> [About this exercise] Return the listing below unchanged, minus its pictures.

- - - - -

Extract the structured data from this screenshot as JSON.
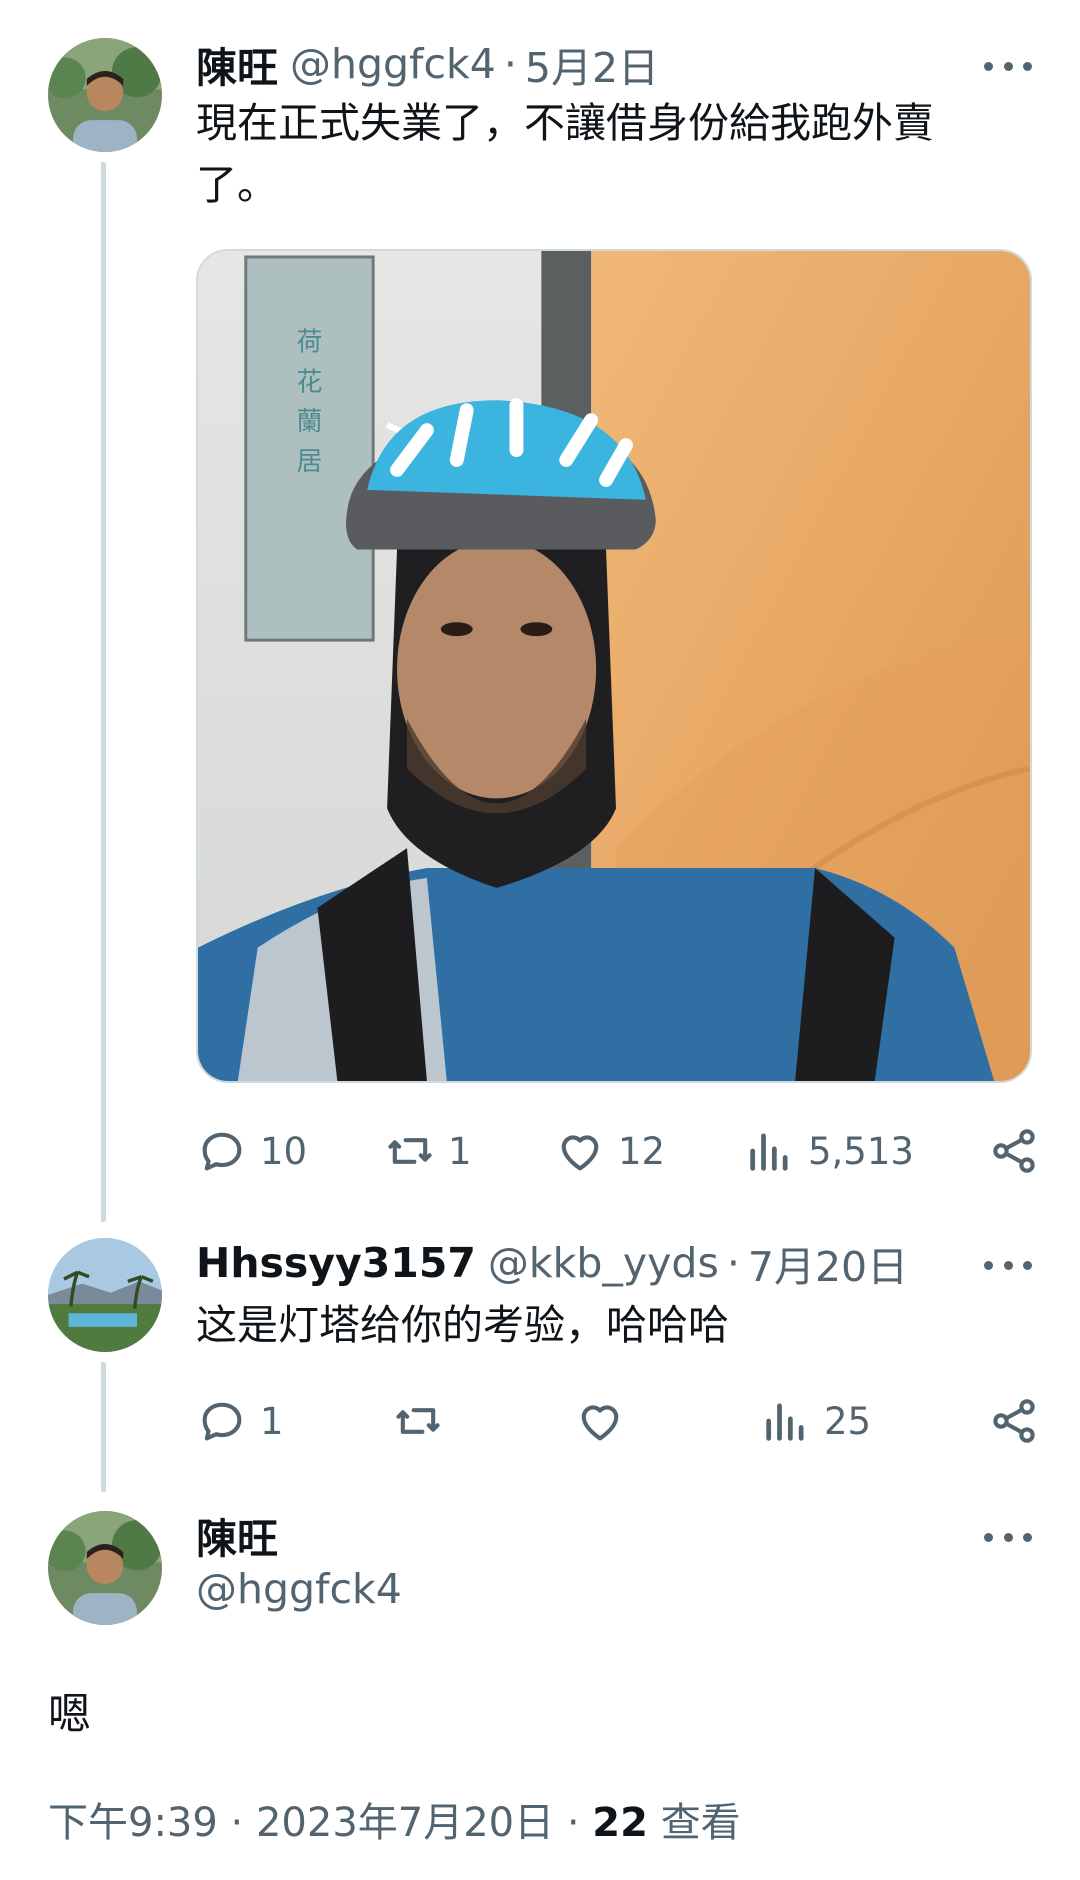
{
  "tweet1": {
    "display_name": "陳旺",
    "handle": "@hggfck4",
    "separator": "·",
    "date": "5月2日",
    "text": "現在正式失業了，不讓借身份給我跑外賣了。",
    "image_alt": "Selfie of man wearing a blue and white bicycle helmet",
    "stats": {
      "replies": "10",
      "retweets": "1",
      "likes": "12",
      "views": "5,513"
    }
  },
  "tweet2": {
    "display_name": "Hhssyy3157",
    "handle": "@kkb_yyds",
    "separator": "·",
    "date": "7月20日",
    "text": "这是灯塔给你的考验，哈哈哈",
    "stats": {
      "replies": "1",
      "retweets": "",
      "likes": "",
      "views": "25"
    }
  },
  "tweet3": {
    "display_name": "陳旺",
    "handle": "@hggfck4",
    "text": "嗯",
    "time": "下午9:39",
    "separator": "·",
    "date": "2023年7月20日",
    "view_count": "22",
    "view_label": "查看"
  },
  "colors": {
    "text_primary": "#0f1419",
    "text_secondary": "#536471",
    "thread_line": "#cfd9de"
  },
  "icons": [
    "reply-icon",
    "retweet-icon",
    "like-icon",
    "views-icon",
    "share-icon",
    "more-icon"
  ]
}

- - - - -

> [Your solution]
Extract the structured data from this screenshot as JSON.
{
  "tweet1": {
    "display_name": "陳旺",
    "handle": "@hggfck4",
    "separator": "·",
    "date": "5月2日",
    "text": "現在正式失業了，不讓借身份給我跑外賣了。",
    "image_alt": "Selfie of man wearing a blue and white bicycle helmet",
    "stats": {
      "replies": "10",
      "retweets": "1",
      "likes": "12",
      "views": "5,513"
    }
  },
  "tweet2": {
    "display_name": "Hhssyy3157",
    "handle": "@kkb_yyds",
    "separator": "·",
    "date": "7月20日",
    "text": "这是灯塔给你的考验，哈哈哈",
    "stats": {
      "replies": "1",
      "retweets": "",
      "likes": "",
      "views": "25"
    }
  },
  "tweet3": {
    "display_name": "陳旺",
    "handle": "@hggfck4",
    "text": "嗯",
    "time": "下午9:39",
    "separator": "·",
    "date": "2023年7月20日",
    "view_count": "22",
    "view_label": "查看"
  },
  "colors": {
    "text_primary": "#0f1419",
    "text_secondary": "#536471",
    "thread_line": "#cfd9de"
  },
  "icons": [
    "reply-icon",
    "retweet-icon",
    "like-icon",
    "views-icon",
    "share-icon",
    "more-icon"
  ]
}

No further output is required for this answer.